Political correctness is being preserved over young lives

Published Last updated

When I hear of yet another case of fatal child abuse my heart sinks.

Initially it sinks with sadness at the pain, the human loss and the lack of love…

It then plumbs the depths of sadness as, yet again, someone says ‘We will learn the lessons….’.

They never, ever do.

Throughout my forty plus years in journalism it’s been the same - and it still is.

Earlier this month, the father and step-mother of six-year-old Arthur Labinjo-Hughes were jailed for his killing. He was a “joyous” boy who made other people feel happy, his heartbroken grandmother said.

Two months before Arthur was killed, Hughes’ mother had raised concerns with officials after seeing bruising on his body.

But social workers had visited the home and concluded there were no concerns.

Two weeks later, Star Hobson’s mother, and her mother’s girlfriend, were jailed for her killing. Star’s death has again led to widespread questioning of the role of social workers and the police after it emerged friends and family had reported concerns on five separate occasions in the eight month before she died.

When we heard it on the news, my wife remembered the first such case that she had worked on as a production assistant at Southern ITV - Maria Colwell who lived in Brighton but died when her step-father kicked her to death. That was in 1973.

Since then there have been many more.

Victoria Climbie died in February 2000, aged eight. Victoria was tortured to death by her great-aunt, and the woman's boyfriend. The subsequent inquiry exposed serious failings by the child protection services and staff responsible for her welfare.

In 2007, Peter Connelly was murdered. The death of ‘Baby P’, as Peter became known, resulted from the incompetence of almost every member of staff who came into contact with him. He had been visited 60 times by the authorities in the eight months before his death.

And Ella-Rose Clover was murdered in 2019, aged 22 months. Liverpool Crown Court heard chances to prevent Ella's death had been missed as doctors believed there was a medical reason for her bruising.

And on, and on, and on…

Reports, reviews, reassessments and the rest follow, as night follows day - shedding as much light on what really needs to be fine as night sheds light itself.

As for those reports, even the best hit the rocks, stayed on shelves or are shuffled away for fear of upsetting the social work world.

Twice Lord Laming has reported on these matters - on the case of Victoria Climbie and Baby P - and twice he has said the child should always be given the benefit of the doubt.

When warnings emerge, he said, remove the child to a place of safety.

He or she can always be returned safely, should those concerns prove unfounded.

But, no; time and time again it us the family that is given the benefit of the doubt; the parent or parents, or the parent and partner..

All too often, too, these are dysfunctional families.

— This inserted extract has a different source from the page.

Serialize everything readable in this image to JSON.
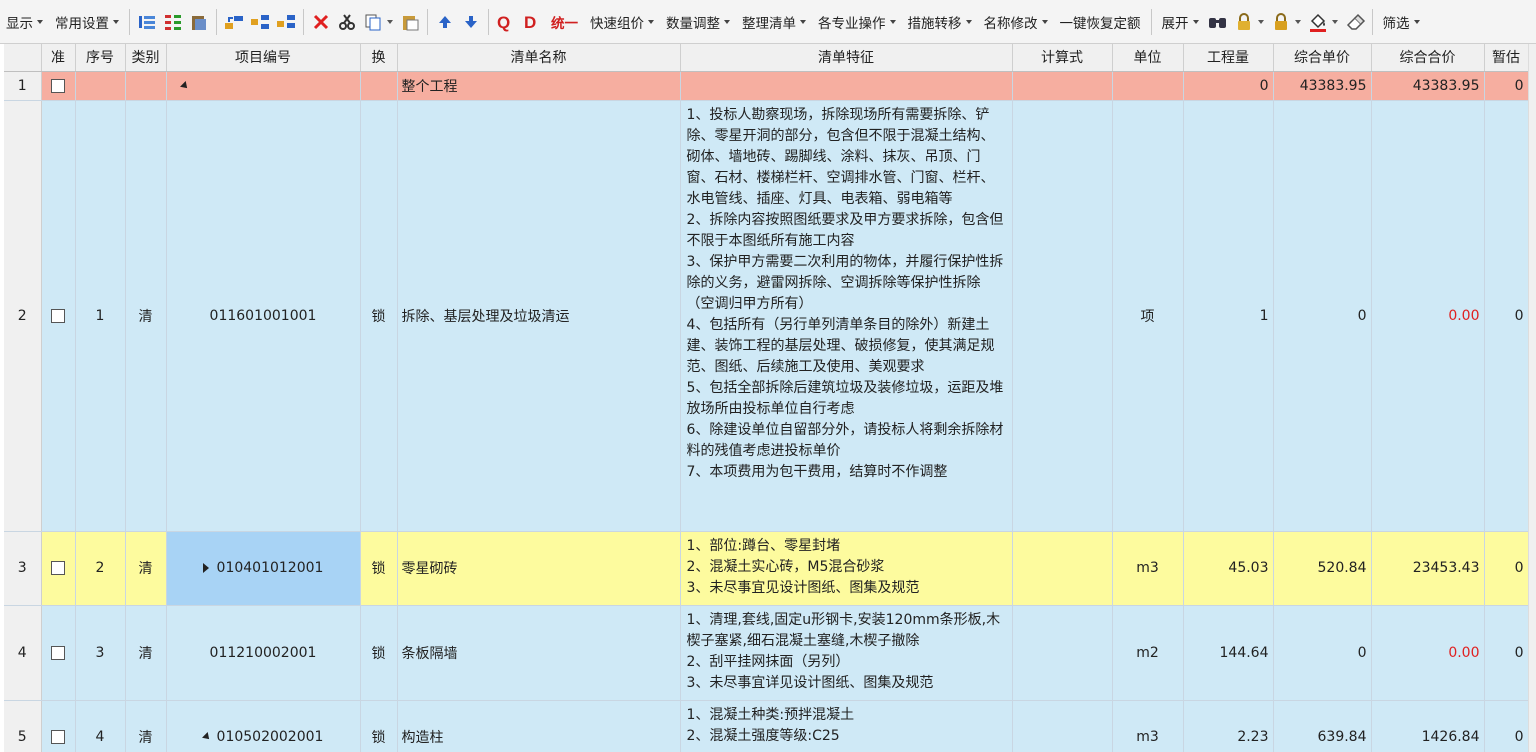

The signs are there to see but the authorities are either blind to it or unwilling to be judged judgemental.

So political correctness is preserved but young lives aren’t.

What is more, heads seldom roll.

Ed Balls on the challenge of dealing with the Baby P case is well worth reading up on. The resistance he faced was staggering but he rested it, to his credit.

I know many social workers are low paid and hard pressed.

But frankly if a child’s death occurs on your watch and actions were not taken, were delayed or avoided - well, the bell tolls, and it tolls for you.

I may be harsh but decades of despondency have taken me there.